Segment Start: RECORDED DATA

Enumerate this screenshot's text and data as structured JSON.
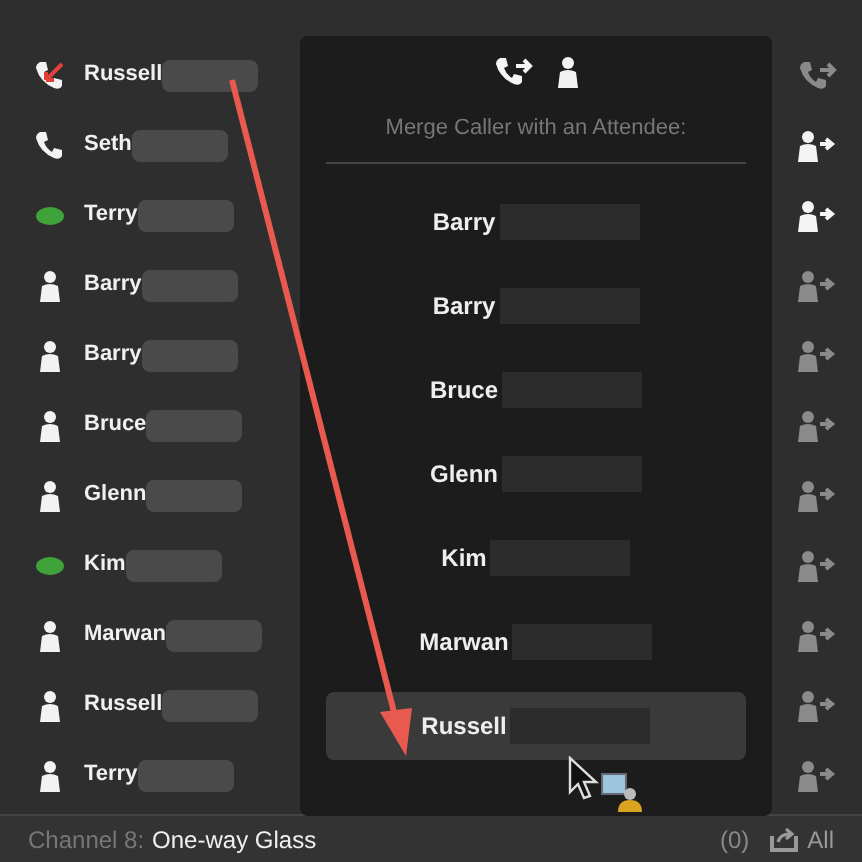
{
  "contacts": [
    {
      "name": "Russell",
      "kind": "missed-call",
      "action": {
        "kind": "transfer-call",
        "enabled": false
      }
    },
    {
      "name": "Seth",
      "kind": "call",
      "action": {
        "kind": "add-attendee",
        "enabled": true
      }
    },
    {
      "name": "Terry",
      "kind": "chat",
      "action": {
        "kind": "add-attendee",
        "enabled": true
      }
    },
    {
      "name": "Barry",
      "kind": "person",
      "action": {
        "kind": "add-attendee",
        "enabled": false
      }
    },
    {
      "name": "Barry",
      "kind": "person",
      "action": {
        "kind": "add-attendee",
        "enabled": false
      }
    },
    {
      "name": "Bruce",
      "kind": "person",
      "action": {
        "kind": "add-attendee",
        "enabled": false
      }
    },
    {
      "name": "Glenn",
      "kind": "person",
      "action": {
        "kind": "add-attendee",
        "enabled": false
      }
    },
    {
      "name": "Kim",
      "kind": "chat",
      "action": {
        "kind": "add-attendee",
        "enabled": false
      }
    },
    {
      "name": "Marwan",
      "kind": "person",
      "action": {
        "kind": "add-attendee",
        "enabled": false
      }
    },
    {
      "name": "Russell",
      "kind": "person",
      "action": {
        "kind": "add-attendee",
        "enabled": false
      }
    },
    {
      "name": "Terry",
      "kind": "person",
      "action": {
        "kind": "add-attendee",
        "enabled": false
      }
    }
  ],
  "merge_panel": {
    "title": "Merge Caller with an Attendee:",
    "attendees": [
      {
        "name": "Barry",
        "selected": false
      },
      {
        "name": "Barry",
        "selected": false
      },
      {
        "name": "Bruce",
        "selected": false
      },
      {
        "name": "Glenn",
        "selected": false
      },
      {
        "name": "Kim",
        "selected": false
      },
      {
        "name": "Marwan",
        "selected": false
      },
      {
        "name": "Russell",
        "selected": true
      }
    ]
  },
  "footer": {
    "channel_label": "Channel 8:",
    "channel_name": "One-way Glass",
    "count": "(0)",
    "filter": "All"
  }
}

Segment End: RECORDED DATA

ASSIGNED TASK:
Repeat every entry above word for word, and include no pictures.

SOLUTION:
Enumerate this screenshot's text and data as structured JSON.
{
  "contacts": [
    {
      "name": "Russell",
      "kind": "missed-call",
      "action": {
        "kind": "transfer-call",
        "enabled": false
      }
    },
    {
      "name": "Seth",
      "kind": "call",
      "action": {
        "kind": "add-attendee",
        "enabled": true
      }
    },
    {
      "name": "Terry",
      "kind": "chat",
      "action": {
        "kind": "add-attendee",
        "enabled": true
      }
    },
    {
      "name": "Barry",
      "kind": "person",
      "action": {
        "kind": "add-attendee",
        "enabled": false
      }
    },
    {
      "name": "Barry",
      "kind": "person",
      "action": {
        "kind": "add-attendee",
        "enabled": false
      }
    },
    {
      "name": "Bruce",
      "kind": "person",
      "action": {
        "kind": "add-attendee",
        "enabled": false
      }
    },
    {
      "name": "Glenn",
      "kind": "person",
      "action": {
        "kind": "add-attendee",
        "enabled": false
      }
    },
    {
      "name": "Kim",
      "kind": "chat",
      "action": {
        "kind": "add-attendee",
        "enabled": false
      }
    },
    {
      "name": "Marwan",
      "kind": "person",
      "action": {
        "kind": "add-attendee",
        "enabled": false
      }
    },
    {
      "name": "Russell",
      "kind": "person",
      "action": {
        "kind": "add-attendee",
        "enabled": false
      }
    },
    {
      "name": "Terry",
      "kind": "person",
      "action": {
        "kind": "add-attendee",
        "enabled": false
      }
    }
  ],
  "merge_panel": {
    "title": "Merge Caller with an Attendee:",
    "attendees": [
      {
        "name": "Barry",
        "selected": false
      },
      {
        "name": "Barry",
        "selected": false
      },
      {
        "name": "Bruce",
        "selected": false
      },
      {
        "name": "Glenn",
        "selected": false
      },
      {
        "name": "Kim",
        "selected": false
      },
      {
        "name": "Marwan",
        "selected": false
      },
      {
        "name": "Russell",
        "selected": true
      }
    ]
  },
  "footer": {
    "channel_label": "Channel 8:",
    "channel_name": "One-way Glass",
    "count": "(0)",
    "filter": "All"
  }
}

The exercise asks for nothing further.